A new discovery was published in the journal Science Advances where the oldest weapon heads ever found in the Americas dates back 16,000 years. Archaeologists in Idaho found the projectile points and it’s 3,000 years older than the existing discoveries.
They may look small but don’t be fooled by the size since they are deadly hunting weapons capable of doing serious damage. Scientists believe they were attached to darts, instead of arrows or spears. According to carbon-14 dating, “the 13 full and fragmentary projectile points — ‘razor sharp’ and ranging from about 0.5 to two inches long — are from roughly 15,700 years ago.”
Professor Loren Davis, Oregon State University, who was the lead in this project, said: “From a scientific point of view, these discoveries add very important details about what the archeological record of the earliest peoples of the Americas looks like.”
“It’s one thing to say, ‘We think that people were here in the Americas 16,000 years ago;’ and another thing to measure it by finding well-made artifacts they left behind.”
Researchers believe that the projectile points push for a greater understanding of the way the first Americans expressed complex thoughts through technology during that time period.
Professor Davis said: “The earliest peoples of North America possessed cultural knowledge that they used to survive and thrive over time. Some of this knowledge can be seen in the way people made stone tools, such as the projectile points found at the Cooper’s Ferry site.
“By comparing these points with other sites of the same age and older, we can infer the spatial extents of social networks where this technological knowledge was shared between peoples.”
Davis said the discoveries add to the emerging picture of early human life in the Pacific Northwest, adding: “Finding a site where people made pits and stored complete and broken projectile points nearly 16,000 years ago gives us valuable details about the lives of our region’s earliest inhabitants.”
Scientists have discovered over 65,000 items and they have documented the details for a more comprehensive record.
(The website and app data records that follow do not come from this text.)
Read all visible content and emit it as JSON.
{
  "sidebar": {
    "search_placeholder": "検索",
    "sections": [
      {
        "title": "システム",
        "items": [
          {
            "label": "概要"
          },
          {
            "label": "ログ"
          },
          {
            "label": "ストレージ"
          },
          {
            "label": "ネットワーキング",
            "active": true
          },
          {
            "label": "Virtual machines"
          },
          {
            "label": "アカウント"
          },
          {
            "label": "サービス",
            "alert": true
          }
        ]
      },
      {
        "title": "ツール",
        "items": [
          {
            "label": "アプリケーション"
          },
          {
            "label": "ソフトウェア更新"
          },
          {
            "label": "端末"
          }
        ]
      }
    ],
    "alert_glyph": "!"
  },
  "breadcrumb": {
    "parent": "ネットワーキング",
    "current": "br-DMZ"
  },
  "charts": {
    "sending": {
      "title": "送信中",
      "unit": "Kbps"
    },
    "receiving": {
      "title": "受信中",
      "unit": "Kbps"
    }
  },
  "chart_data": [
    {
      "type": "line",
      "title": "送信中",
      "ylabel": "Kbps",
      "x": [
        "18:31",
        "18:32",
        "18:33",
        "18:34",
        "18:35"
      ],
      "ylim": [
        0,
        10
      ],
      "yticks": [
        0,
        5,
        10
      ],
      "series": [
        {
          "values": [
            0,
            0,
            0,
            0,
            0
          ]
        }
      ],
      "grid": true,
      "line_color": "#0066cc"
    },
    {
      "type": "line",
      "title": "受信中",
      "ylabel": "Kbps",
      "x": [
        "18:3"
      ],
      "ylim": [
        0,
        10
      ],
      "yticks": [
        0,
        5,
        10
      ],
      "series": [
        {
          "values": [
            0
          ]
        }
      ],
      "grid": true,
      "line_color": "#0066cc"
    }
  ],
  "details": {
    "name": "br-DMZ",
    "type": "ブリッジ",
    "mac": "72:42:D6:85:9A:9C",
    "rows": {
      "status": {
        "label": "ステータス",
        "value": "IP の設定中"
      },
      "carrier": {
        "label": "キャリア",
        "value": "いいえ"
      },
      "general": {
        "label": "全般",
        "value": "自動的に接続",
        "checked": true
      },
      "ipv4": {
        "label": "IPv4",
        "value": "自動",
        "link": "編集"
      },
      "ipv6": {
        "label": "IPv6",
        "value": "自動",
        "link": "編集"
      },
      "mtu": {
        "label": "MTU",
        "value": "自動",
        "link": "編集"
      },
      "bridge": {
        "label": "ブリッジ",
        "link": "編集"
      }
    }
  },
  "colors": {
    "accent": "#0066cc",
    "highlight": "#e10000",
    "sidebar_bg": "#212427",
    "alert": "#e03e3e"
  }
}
Now, the research team is working in collaboration with the Nez Perce tribe to provide field opportunities for tribal youth and share their discoveries.